DATASET EXCERPTS
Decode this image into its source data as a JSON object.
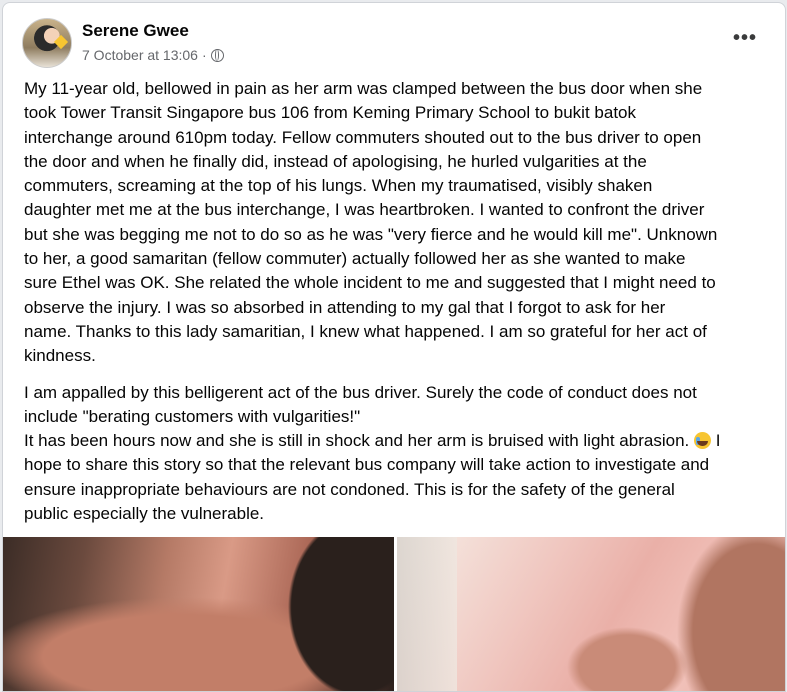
{
  "post": {
    "author": "Serene Gwee",
    "timestamp": "7 October at 13:06",
    "separator": "·",
    "privacy_icon": "globe-icon",
    "more_label": "•••",
    "paragraph1_lines": [
      "My 11-year old, bellowed in pain as her arm was clamped between the bus door when she",
      "took Tower Transit Singapore bus 106 from Keming Primary School to bukit batok",
      "interchange around 610pm today. Fellow commuters shouted out to the bus driver to open",
      "the door and when he finally did, instead of apologising, he hurled vulgarities at the",
      "commuters, screaming at the top of his lungs. When my traumatised, visibly shaken",
      "daughter met me at the bus interchange, I was heartbroken. I wanted to confront the driver",
      "but she was begging me not to do so as he was \"very fierce and he would kill me\". Unknown",
      "to her, a good samaritan (fellow commuter) actually followed her as she wanted to make",
      "sure Ethel was OK. She related the whole incident to me and suggested that I might need to",
      "observe the injury. I was so absorbed in attending to my gal that I forgot to ask for her",
      "name. Thanks to this lady samaritian, I knew what happened. I am so grateful for her act of",
      "kindness."
    ],
    "paragraph2_lines": [
      "I am appalled by this belligerent act of the bus driver. Surely the code of conduct does not",
      "include \"berating customers with vulgarities!\"",
      "It has been hours now and she is still in shock and her arm is bruised with light abrasion.",
      "I",
      "hope to share this story so that the relevant bus company will take action to investigate and",
      "ensure inappropriate behaviours are not condoned. This is for the safety of the general",
      "public especially the vulnerable."
    ],
    "emoji_icon": "crying-face-icon"
  }
}
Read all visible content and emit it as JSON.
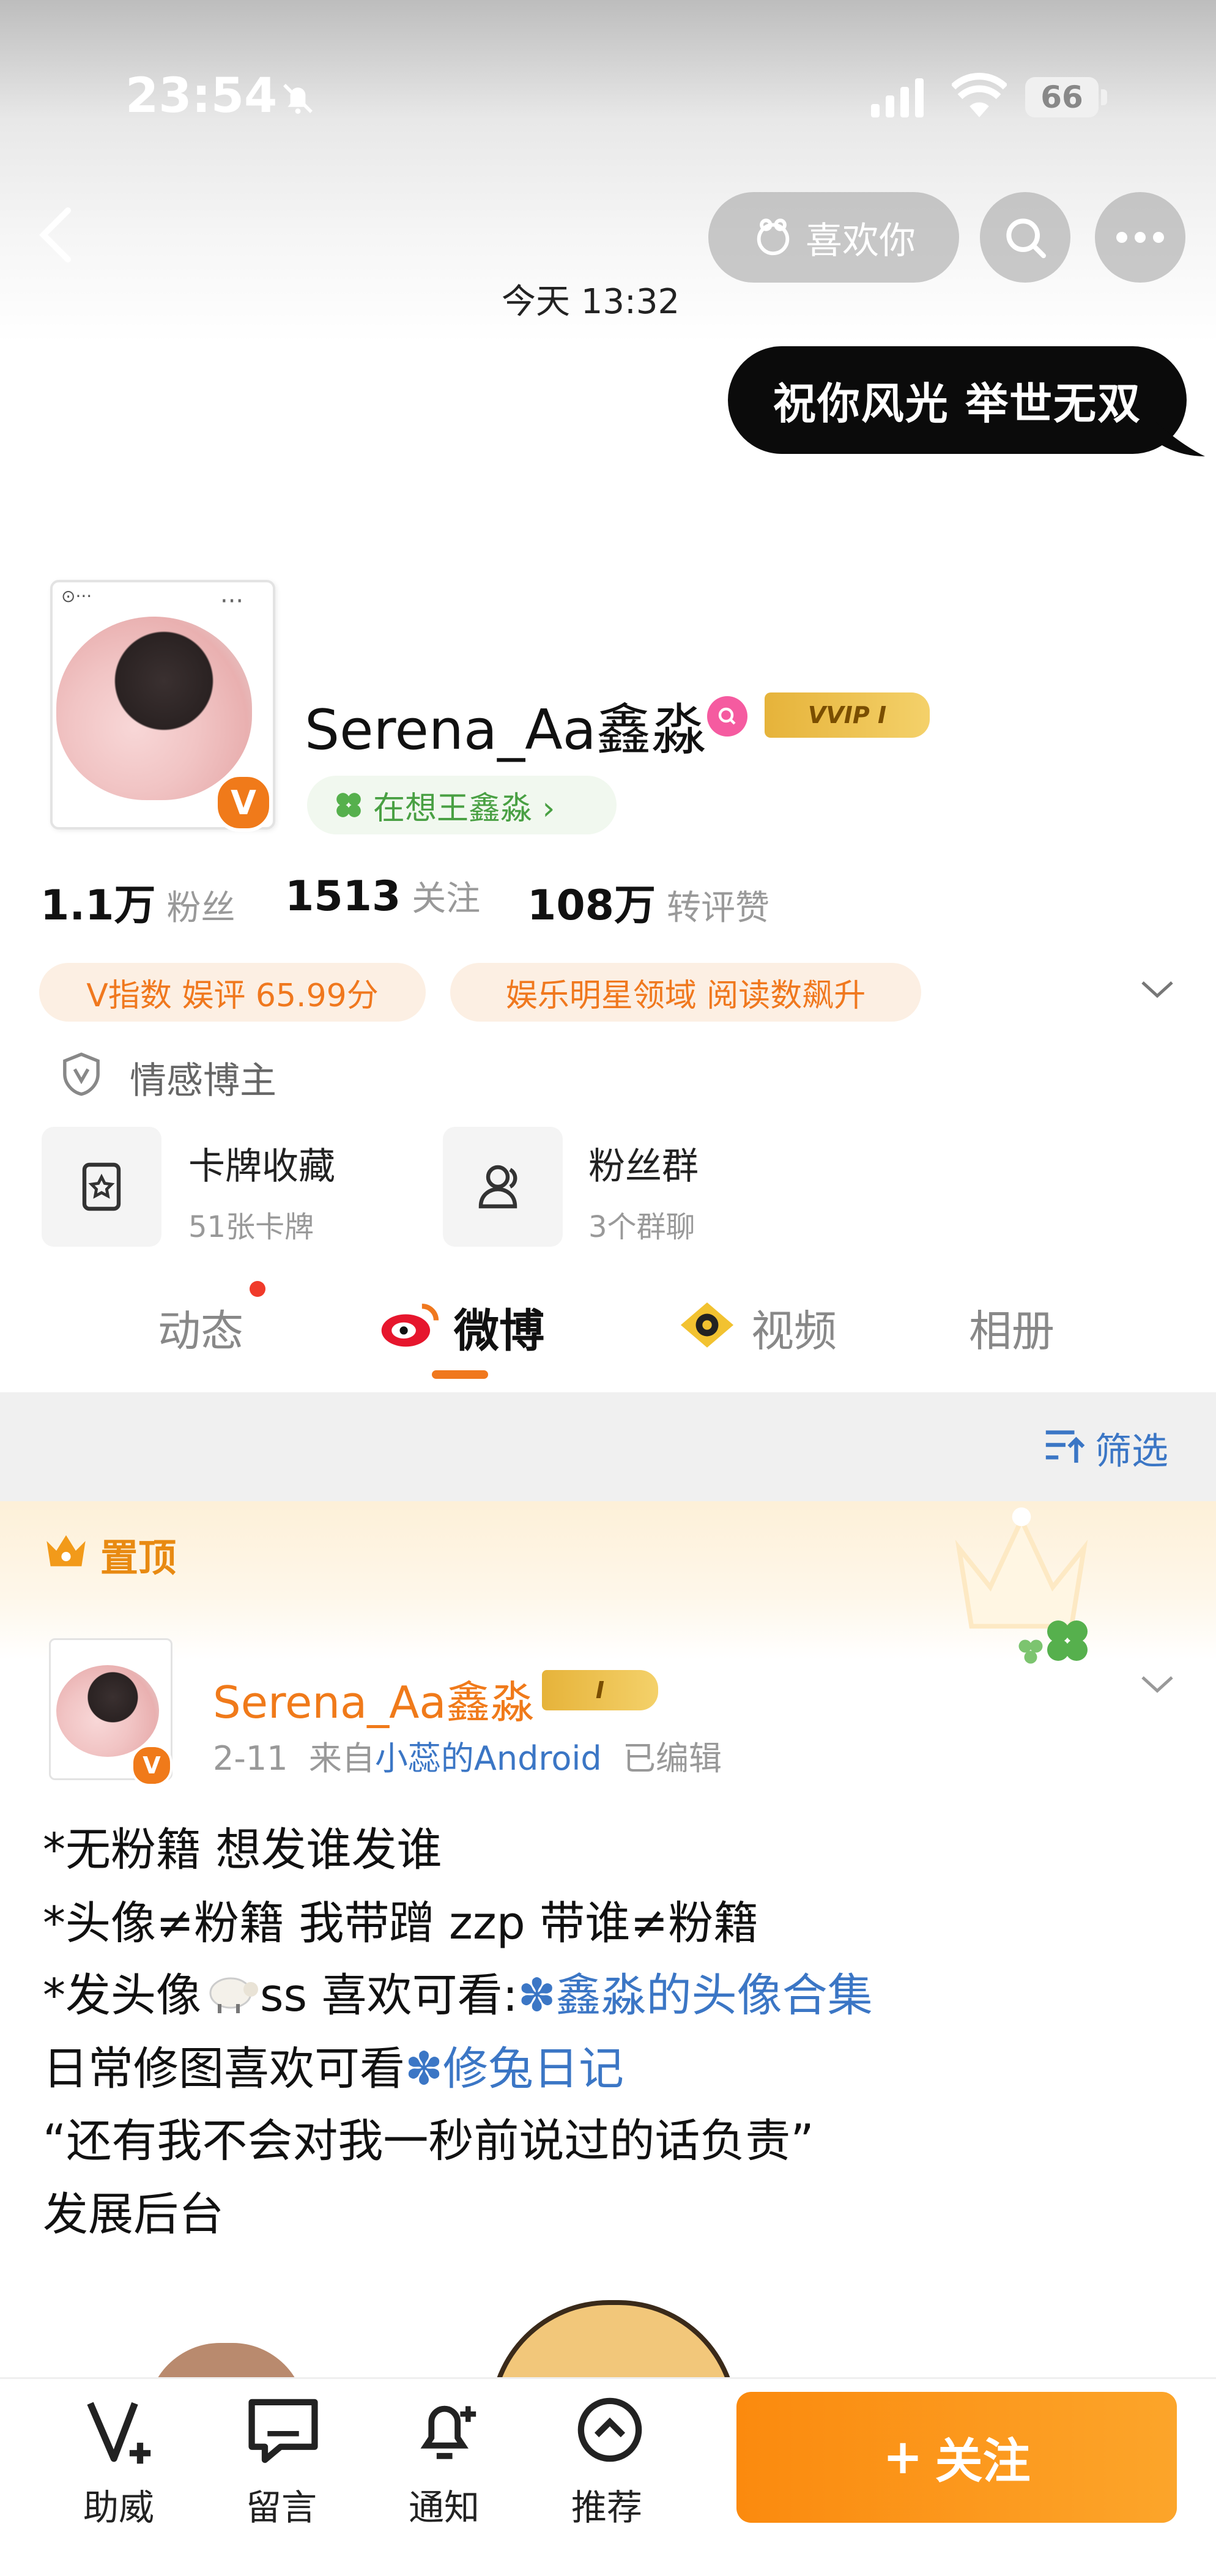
{
  "status_bar": {
    "time": "23:54",
    "battery": "66"
  },
  "nav": {
    "like_label": "喜欢你"
  },
  "chat": {
    "timestamp": "今天 13:32",
    "message": "祝你风光  举世无双"
  },
  "profile": {
    "name": "Serena_Aa鑫淼",
    "vip_badge": "VVIP I",
    "thinking_tag": "在想王鑫淼 ›",
    "stats": [
      {
        "num": "1.1万",
        "label": "粉丝"
      },
      {
        "num": "1513",
        "label": "关注"
      },
      {
        "num": "108万",
        "label": "转评赞"
      }
    ],
    "pills": [
      "V指数 娱评 65.99分",
      "娱乐明星领域 阅读数飙升"
    ],
    "verified_label": "情感博主",
    "cards": [
      {
        "title": "卡牌收藏",
        "subtitle": "51张卡牌"
      },
      {
        "title": "粉丝群",
        "subtitle": "3个群聊"
      }
    ]
  },
  "tabs": [
    {
      "label": "动态"
    },
    {
      "label": "微博"
    },
    {
      "label": "视频"
    },
    {
      "label": "相册"
    }
  ],
  "filter": {
    "label": "筛选"
  },
  "pinned": {
    "label": "置顶"
  },
  "post": {
    "author": "Serena_Aa鑫淼",
    "badge": "I",
    "date": "2-11",
    "source_prefix": "来自",
    "source": "小蕊的Android",
    "edited": "已编辑",
    "lines": {
      "l1": "*无粉籍 想发谁发谁",
      "l2": "*头像≠粉籍 我带蹭 zzp 带谁≠粉籍",
      "l3a": "*发头像",
      "l3b": "ss 喜欢可看:",
      "l3link": "鑫淼的头像合集",
      "l4a": "日常修图喜欢可看",
      "l4link": "修兔日记",
      "l5": "“还有我不会对我一秒前说过的话负责”",
      "l6": "发展后台"
    }
  },
  "bottom_nav": [
    {
      "label": "助威"
    },
    {
      "label": "留言"
    },
    {
      "label": "通知"
    },
    {
      "label": "推荐"
    }
  ],
  "follow_button": "关注",
  "colors": {
    "accent": "#f0781e",
    "link": "#3b76c5",
    "green": "#49a043"
  }
}
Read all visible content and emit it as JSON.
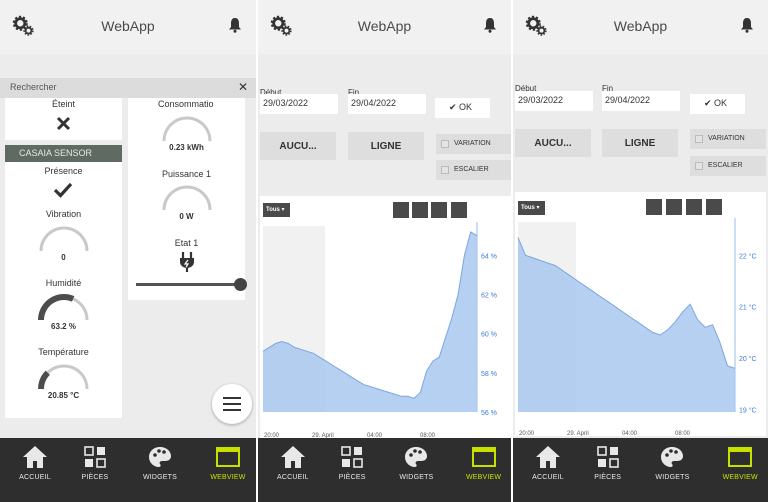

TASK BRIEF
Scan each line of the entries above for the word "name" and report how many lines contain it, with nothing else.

FINISHED TASK
2